TCL’s Management also met with stakeholders across the region explaining the delicate financial state of the group and appealed for support and understanding. All responded positively, especially the trade unions in Barbados, Jamaica, and Guyana, but the OWTU refused, demanding a double-digit wage increase, which would have resulted in 25 per cent increase in overall compensation.

Just like the current government, TCL’s board and management could not agree to such an increase, while TCL was negotiating with its lenders for debt relief. It is also important to note that TCL was not offering 0-0-0 per cent, but had 6.5 per cent on the table as a final settlement.

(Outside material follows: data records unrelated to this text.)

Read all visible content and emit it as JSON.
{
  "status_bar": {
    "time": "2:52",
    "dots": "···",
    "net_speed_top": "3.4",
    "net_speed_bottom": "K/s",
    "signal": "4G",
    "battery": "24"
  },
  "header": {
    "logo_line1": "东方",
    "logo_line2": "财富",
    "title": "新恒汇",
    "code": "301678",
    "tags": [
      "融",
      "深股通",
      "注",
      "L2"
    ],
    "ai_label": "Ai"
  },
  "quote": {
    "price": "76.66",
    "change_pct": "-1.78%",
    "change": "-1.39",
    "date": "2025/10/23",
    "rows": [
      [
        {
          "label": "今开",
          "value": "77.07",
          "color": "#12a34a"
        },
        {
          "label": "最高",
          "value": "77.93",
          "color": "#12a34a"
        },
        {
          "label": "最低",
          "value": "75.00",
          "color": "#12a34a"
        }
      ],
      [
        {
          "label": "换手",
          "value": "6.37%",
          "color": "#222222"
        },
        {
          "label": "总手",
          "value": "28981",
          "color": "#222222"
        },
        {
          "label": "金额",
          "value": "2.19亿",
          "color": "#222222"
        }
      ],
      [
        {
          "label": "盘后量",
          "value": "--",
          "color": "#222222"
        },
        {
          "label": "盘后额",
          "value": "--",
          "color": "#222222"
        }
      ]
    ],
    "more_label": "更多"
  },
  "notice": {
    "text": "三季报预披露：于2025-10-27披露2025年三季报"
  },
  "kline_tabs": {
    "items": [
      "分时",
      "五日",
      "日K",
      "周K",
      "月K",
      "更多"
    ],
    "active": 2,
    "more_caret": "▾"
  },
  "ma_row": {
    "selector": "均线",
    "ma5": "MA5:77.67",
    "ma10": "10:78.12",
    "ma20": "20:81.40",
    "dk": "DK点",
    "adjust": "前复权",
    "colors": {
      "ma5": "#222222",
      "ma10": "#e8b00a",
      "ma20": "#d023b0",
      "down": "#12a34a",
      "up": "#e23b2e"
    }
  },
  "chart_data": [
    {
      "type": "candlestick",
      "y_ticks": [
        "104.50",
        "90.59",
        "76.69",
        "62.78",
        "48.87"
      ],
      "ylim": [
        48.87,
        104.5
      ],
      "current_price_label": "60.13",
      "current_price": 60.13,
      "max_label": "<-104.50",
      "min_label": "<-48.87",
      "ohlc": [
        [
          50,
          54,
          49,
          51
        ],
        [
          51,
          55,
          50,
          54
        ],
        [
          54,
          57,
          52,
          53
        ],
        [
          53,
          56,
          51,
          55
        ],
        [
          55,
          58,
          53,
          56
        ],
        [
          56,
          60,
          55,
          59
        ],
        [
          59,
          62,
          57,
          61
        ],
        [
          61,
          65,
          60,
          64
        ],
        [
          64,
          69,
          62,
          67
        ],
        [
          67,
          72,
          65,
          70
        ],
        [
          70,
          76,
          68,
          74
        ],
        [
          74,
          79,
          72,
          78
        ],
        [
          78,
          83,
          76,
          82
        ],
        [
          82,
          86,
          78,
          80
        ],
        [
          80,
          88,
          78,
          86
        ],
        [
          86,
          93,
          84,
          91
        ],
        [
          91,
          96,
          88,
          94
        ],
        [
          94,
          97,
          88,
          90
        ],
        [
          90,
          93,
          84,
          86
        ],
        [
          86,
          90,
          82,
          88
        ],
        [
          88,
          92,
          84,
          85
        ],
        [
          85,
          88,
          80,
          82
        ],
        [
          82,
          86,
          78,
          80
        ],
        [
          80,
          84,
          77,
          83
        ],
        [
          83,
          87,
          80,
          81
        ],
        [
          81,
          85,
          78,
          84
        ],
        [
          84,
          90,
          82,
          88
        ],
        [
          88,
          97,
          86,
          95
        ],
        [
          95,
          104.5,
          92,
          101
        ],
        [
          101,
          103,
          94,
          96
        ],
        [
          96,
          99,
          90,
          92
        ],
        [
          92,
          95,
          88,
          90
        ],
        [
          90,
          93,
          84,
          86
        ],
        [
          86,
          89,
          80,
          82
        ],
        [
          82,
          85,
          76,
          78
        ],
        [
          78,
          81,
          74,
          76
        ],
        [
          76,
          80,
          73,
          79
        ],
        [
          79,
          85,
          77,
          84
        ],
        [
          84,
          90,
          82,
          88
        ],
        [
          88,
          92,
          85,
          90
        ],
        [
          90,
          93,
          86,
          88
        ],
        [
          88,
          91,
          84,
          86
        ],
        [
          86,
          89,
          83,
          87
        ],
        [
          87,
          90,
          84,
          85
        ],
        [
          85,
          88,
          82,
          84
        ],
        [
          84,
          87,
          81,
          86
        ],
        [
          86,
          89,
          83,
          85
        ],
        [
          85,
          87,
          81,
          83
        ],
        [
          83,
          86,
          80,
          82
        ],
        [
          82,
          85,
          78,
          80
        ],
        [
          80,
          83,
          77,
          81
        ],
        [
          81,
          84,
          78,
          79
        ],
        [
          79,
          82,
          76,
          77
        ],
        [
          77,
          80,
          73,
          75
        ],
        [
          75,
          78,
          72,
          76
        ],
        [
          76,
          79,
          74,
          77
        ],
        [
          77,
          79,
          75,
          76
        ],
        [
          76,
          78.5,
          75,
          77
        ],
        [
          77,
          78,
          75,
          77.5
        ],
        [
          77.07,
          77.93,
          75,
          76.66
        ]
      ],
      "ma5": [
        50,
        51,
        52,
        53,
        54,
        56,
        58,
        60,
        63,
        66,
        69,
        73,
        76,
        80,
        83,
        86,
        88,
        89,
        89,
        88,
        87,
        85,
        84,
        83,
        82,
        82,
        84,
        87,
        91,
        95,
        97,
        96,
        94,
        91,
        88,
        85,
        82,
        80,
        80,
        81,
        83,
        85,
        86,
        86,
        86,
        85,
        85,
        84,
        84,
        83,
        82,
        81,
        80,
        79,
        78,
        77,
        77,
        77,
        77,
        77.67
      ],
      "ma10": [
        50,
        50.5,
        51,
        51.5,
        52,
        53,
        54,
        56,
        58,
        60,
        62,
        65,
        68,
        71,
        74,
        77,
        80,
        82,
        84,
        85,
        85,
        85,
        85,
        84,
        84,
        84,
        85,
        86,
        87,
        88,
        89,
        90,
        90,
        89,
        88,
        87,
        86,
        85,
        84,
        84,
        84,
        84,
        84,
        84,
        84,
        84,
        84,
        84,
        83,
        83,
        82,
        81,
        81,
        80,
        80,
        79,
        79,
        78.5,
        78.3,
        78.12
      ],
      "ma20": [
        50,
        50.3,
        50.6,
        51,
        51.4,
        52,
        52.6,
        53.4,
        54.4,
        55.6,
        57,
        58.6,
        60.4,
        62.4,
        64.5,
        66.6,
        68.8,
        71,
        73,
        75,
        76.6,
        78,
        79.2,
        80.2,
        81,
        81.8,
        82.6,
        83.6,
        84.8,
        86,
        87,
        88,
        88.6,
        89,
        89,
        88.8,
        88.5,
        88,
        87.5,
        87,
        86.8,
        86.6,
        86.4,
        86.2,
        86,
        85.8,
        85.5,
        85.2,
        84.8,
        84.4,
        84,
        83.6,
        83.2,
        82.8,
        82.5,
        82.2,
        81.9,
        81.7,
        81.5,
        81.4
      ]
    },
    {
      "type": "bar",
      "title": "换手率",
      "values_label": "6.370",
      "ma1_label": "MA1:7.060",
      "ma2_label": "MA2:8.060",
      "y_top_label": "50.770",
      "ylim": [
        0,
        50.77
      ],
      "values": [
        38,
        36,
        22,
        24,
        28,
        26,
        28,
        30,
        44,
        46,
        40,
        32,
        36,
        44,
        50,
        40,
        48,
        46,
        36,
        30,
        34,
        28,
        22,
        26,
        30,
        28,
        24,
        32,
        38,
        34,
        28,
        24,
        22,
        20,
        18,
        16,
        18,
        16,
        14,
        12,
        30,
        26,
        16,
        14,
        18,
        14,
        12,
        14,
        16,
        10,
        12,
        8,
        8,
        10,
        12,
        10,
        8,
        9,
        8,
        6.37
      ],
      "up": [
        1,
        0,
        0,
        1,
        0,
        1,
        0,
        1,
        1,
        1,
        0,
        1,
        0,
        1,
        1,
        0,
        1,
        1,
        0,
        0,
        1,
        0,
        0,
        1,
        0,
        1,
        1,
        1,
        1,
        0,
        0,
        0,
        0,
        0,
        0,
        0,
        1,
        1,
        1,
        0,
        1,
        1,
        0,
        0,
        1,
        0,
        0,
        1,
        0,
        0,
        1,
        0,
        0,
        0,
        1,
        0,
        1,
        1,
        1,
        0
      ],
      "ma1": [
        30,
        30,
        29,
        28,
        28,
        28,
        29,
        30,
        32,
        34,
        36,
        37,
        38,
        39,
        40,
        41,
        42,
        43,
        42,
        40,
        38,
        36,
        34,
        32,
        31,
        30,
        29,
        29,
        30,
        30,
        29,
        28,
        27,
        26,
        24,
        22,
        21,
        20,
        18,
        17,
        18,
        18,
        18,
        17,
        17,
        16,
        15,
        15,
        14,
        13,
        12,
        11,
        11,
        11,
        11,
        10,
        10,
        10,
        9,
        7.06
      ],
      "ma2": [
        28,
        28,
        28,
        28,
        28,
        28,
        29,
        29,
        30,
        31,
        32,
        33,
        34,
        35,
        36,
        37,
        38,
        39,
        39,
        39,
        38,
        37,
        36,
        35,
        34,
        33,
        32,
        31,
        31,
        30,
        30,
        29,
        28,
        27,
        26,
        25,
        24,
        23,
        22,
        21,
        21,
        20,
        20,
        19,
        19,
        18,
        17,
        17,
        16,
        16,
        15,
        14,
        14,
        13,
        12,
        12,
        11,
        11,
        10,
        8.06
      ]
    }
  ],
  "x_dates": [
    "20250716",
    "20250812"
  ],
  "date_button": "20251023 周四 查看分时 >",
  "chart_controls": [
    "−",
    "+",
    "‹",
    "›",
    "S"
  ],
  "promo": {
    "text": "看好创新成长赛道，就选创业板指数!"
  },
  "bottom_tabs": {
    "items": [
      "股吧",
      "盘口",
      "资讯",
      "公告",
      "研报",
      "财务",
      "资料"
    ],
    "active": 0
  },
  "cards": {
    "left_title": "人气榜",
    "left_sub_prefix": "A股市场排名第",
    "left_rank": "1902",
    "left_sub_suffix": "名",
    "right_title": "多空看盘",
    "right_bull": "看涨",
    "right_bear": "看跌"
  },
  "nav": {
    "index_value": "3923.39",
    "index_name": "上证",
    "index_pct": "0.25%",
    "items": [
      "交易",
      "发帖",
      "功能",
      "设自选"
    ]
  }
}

At the end of February 2012, the OWTU issued a strike notice and vowed that the strike would go for 90 days (a statement that they lived to regret). TCL’s Management had a strike plan, which it rolled out once the strike started. On several occasions meetings were held with the Minister of Labour in an effort to have the matter referred to the Industrial Court (IC), but to no avail.

As part of its strike plan, TCL had stockpiled two weeks supply of cement in warehouses across the country. Thereafter TCL slowly restarted sections of the plant with loyal employees beginning with the cement mill and packing plant. TCL then utilized spare capacity at its plants in Barbados and Jamaica to supply Trinidad & Tobago and when they were maxed out, imported cement from Cemex’s Caribbean plants.

While there were severe disruptions in the first month of the strike, the local market settled down due to imports from other group companies, Cemex’s supplies, and from the partially operational plant. Eventually TCL flew in foreign kiln operators and restarted both kilns, so that by the end of the strike the plant was fully operational.

We estimated that TCL employees lost over $20 million in compensation over the 92 days of the strike – never to be recovered. The OWTU promised to help employees but nothing materialised, as the OWTU has no strike fund. Employees had their cars, furniture, and appliances (on hire-purchase) seized and some nearly lost their homes (mortgage default). On the 92nd Day, the OWTU accepted defeat and requested that the Minister refer the Dispute to the Industrial Court bringing the Strike to an end.

The 92-Day strike at TCL was the first time that the OWTU “lost” a strike under the leadership of Mr. Roget, as TCL refused to capitulate (IOCL is the next one).

The OWTU got their “revenge” by supporting Cemex’s takeover of TCL in 2014 and insisted that the Espinet-led Board fire those executives who led TCL through the strike and reinstate the few “bad-egg” employees who were fired for misconduct.

The Industrial Court ignored TCL’s “inability to pay” argument and awarded a 9 per cent increase. When you reflect on the bigger picture, the OWTU put Trinidad & Tobago, the construction sector, TCL employees, and the company through 92 days of Hell for a 2.5 per cent increase (9 per cent IC Award — 6.5 per cent TCL settlement offer). If TCL did not have strong management and many dedicated employees it would have gone into receivership in 2012. After the strike, and until the Espinet-led board/Cemex took over—TCL was the best performing subsidiary contributing significantly to the Group’s return to profitability in 2013.

Lessons learned: TCL survived the strike because it had a credible strike plan; workers paid the highest price for the OWTU’s action; the minister did not have to intervene (Sec: 65 IRA) because the market was satisfied; and TCL emerged as a stronger company after the strike.

Rollin Bertrand, PhD, DBA

Former TCL Group CEO